by DERRICK PERKINS
Editor | April 27, 2021 7:00 AM

After much consideration, Libby City Council likely will adopt its proposed wildlife management plan by resolution rather than codify it as an ordinance.

The plan, which addresses the city’s deer population to start, lays out how local and state officials will cooperate going forward. Officials opted to tackle deer first because of the high prevalence of chronic wasting disease within city limits.

Though fewer animals tested for the disease came back positive this year, in 2020 officials estimated that 13 out of every 100 of the animals within city limits were infected.

In the works for more than a year, the plan hit a speed bump in recent months as city councilors prepared for adoption. The sticking point? Whether it should remain a plan (passed as a resolution) or go into city code (adopted as an ordinance).

Looking over the document a few weeks ago, City Attorney Dean Chisholm said he saw elements of both in the language. An ordinance, generally speaking, carries the weight of law, enforced in municipal court. Conversely, a resolution is a statement of policy.

City leaders initially were split on the issue. Mayor Brent Teske said that, after years of watching plans get shelved and collect dust, he preferred an ordinance. City councilors Kristin Smith and Peggy Williams voiced support for a resolution.

Ultimately, members of the committee originally tasked with crafting the plan agreed to work with Chisholm and FWP personnel to determine the best way forward. On April 19, City Councilor Hugh Taylor said the parties had opted to pursue adoption by resolution.

“We just need to do whatever steps we need to do to pass a resolution,” Taylor told his colleagues.

City councilors praised Chisholm’s edits to the documents, saying the cleaned up copy read much more clearly.
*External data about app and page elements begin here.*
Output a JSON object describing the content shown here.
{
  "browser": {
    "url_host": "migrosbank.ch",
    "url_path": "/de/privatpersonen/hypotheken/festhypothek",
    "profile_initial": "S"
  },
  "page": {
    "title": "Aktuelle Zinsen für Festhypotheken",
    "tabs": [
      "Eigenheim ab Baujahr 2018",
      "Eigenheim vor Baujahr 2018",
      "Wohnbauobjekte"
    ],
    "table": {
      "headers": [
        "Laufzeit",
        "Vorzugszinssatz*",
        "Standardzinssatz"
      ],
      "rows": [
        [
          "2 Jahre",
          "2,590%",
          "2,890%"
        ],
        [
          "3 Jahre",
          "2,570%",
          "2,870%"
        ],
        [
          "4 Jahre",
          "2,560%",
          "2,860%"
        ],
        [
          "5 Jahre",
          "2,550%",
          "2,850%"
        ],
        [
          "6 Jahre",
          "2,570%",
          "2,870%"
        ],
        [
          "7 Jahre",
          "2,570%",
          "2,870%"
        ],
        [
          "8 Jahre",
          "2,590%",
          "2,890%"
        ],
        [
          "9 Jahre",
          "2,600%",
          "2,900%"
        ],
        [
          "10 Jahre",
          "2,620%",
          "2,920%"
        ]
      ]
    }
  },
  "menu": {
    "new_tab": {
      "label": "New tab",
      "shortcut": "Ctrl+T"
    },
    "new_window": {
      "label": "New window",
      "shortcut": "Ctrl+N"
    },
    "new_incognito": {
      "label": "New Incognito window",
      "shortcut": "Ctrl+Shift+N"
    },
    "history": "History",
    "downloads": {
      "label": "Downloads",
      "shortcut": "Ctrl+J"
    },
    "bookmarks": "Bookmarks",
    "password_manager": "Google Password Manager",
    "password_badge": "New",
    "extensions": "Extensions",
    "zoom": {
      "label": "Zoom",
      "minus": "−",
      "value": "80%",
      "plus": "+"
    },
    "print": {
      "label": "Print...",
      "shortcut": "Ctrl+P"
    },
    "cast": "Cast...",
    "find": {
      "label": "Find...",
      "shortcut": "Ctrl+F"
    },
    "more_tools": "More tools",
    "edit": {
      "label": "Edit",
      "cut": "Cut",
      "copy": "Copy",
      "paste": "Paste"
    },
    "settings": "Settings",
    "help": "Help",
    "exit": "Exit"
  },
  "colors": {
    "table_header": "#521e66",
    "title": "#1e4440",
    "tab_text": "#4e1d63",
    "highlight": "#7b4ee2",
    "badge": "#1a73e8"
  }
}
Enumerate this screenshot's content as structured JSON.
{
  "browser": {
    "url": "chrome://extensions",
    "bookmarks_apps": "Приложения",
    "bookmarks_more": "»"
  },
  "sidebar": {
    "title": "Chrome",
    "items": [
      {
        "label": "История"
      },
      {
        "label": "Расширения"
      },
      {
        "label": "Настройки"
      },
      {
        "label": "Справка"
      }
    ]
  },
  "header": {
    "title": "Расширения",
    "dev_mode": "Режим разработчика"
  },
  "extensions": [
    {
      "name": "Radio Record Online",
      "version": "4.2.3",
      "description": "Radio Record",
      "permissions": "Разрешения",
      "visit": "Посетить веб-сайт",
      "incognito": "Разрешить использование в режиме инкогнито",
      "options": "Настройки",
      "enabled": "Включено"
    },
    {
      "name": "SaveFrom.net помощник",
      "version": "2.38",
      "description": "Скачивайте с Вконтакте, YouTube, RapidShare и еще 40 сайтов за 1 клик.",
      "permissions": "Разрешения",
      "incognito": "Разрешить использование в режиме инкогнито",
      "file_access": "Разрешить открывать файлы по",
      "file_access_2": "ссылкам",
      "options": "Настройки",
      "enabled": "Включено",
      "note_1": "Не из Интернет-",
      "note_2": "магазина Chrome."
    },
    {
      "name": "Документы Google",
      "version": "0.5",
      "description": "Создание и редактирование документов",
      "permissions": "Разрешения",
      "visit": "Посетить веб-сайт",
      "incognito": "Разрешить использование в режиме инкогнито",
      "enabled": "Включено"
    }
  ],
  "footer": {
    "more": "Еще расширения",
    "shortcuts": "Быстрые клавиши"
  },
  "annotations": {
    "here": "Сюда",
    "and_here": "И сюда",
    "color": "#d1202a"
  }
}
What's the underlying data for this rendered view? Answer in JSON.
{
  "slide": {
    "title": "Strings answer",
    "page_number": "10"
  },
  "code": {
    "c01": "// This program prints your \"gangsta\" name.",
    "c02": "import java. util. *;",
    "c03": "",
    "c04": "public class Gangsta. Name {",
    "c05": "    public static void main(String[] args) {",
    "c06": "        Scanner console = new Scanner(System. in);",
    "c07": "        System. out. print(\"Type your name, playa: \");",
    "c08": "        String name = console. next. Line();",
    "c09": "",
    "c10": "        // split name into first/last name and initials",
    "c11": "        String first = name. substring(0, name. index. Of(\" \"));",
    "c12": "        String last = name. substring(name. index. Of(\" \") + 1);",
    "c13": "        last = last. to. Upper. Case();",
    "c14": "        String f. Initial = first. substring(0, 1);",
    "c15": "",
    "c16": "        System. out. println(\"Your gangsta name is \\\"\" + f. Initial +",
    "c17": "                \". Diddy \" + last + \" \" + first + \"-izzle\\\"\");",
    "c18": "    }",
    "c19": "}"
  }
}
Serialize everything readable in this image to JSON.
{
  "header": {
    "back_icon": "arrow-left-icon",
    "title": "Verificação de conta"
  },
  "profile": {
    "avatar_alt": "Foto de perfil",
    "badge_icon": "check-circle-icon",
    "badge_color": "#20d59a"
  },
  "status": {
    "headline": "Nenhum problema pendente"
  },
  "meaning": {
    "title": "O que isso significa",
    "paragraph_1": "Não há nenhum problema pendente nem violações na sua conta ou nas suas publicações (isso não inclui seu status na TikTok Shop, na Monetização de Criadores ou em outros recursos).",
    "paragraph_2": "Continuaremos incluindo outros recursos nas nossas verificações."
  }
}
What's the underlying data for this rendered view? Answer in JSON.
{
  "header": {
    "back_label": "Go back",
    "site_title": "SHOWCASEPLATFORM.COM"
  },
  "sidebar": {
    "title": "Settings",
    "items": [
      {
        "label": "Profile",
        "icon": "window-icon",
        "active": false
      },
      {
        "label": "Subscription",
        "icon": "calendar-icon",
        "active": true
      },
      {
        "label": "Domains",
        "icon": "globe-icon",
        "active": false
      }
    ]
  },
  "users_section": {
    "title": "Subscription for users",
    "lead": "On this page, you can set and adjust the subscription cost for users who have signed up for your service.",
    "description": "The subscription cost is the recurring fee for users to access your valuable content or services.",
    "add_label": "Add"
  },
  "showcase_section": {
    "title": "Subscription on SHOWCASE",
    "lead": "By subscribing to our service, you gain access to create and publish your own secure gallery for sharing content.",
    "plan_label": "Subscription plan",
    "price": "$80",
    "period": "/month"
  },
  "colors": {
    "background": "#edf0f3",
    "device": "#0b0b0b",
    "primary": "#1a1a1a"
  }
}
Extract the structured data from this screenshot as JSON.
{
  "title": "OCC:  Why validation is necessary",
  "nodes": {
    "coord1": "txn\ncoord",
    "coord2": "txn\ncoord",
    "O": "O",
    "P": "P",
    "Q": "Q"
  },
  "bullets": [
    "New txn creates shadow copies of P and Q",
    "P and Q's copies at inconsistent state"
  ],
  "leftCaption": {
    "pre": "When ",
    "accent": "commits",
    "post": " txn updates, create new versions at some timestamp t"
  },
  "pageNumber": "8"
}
“What I recommend is that the plan, if it fits with everybody's expectations, be adopted by a resolution,” Chisholm said. “We won’t turn it into a resolution; we will do a simple resolution.”

That will allow officials to update the document as needs arise. Officials have indicated they plan to tackle the city’s wild turkey population and a burgeoning number of rabbits in the near future.

“I know I’ve been taking some calls about rabbits lately,” Teske said. “We may need to address rabbits and turkeys soon.”

City councilors did not take any action on the plan April 19, but will likely move on the proposal at the panel’s next meeting.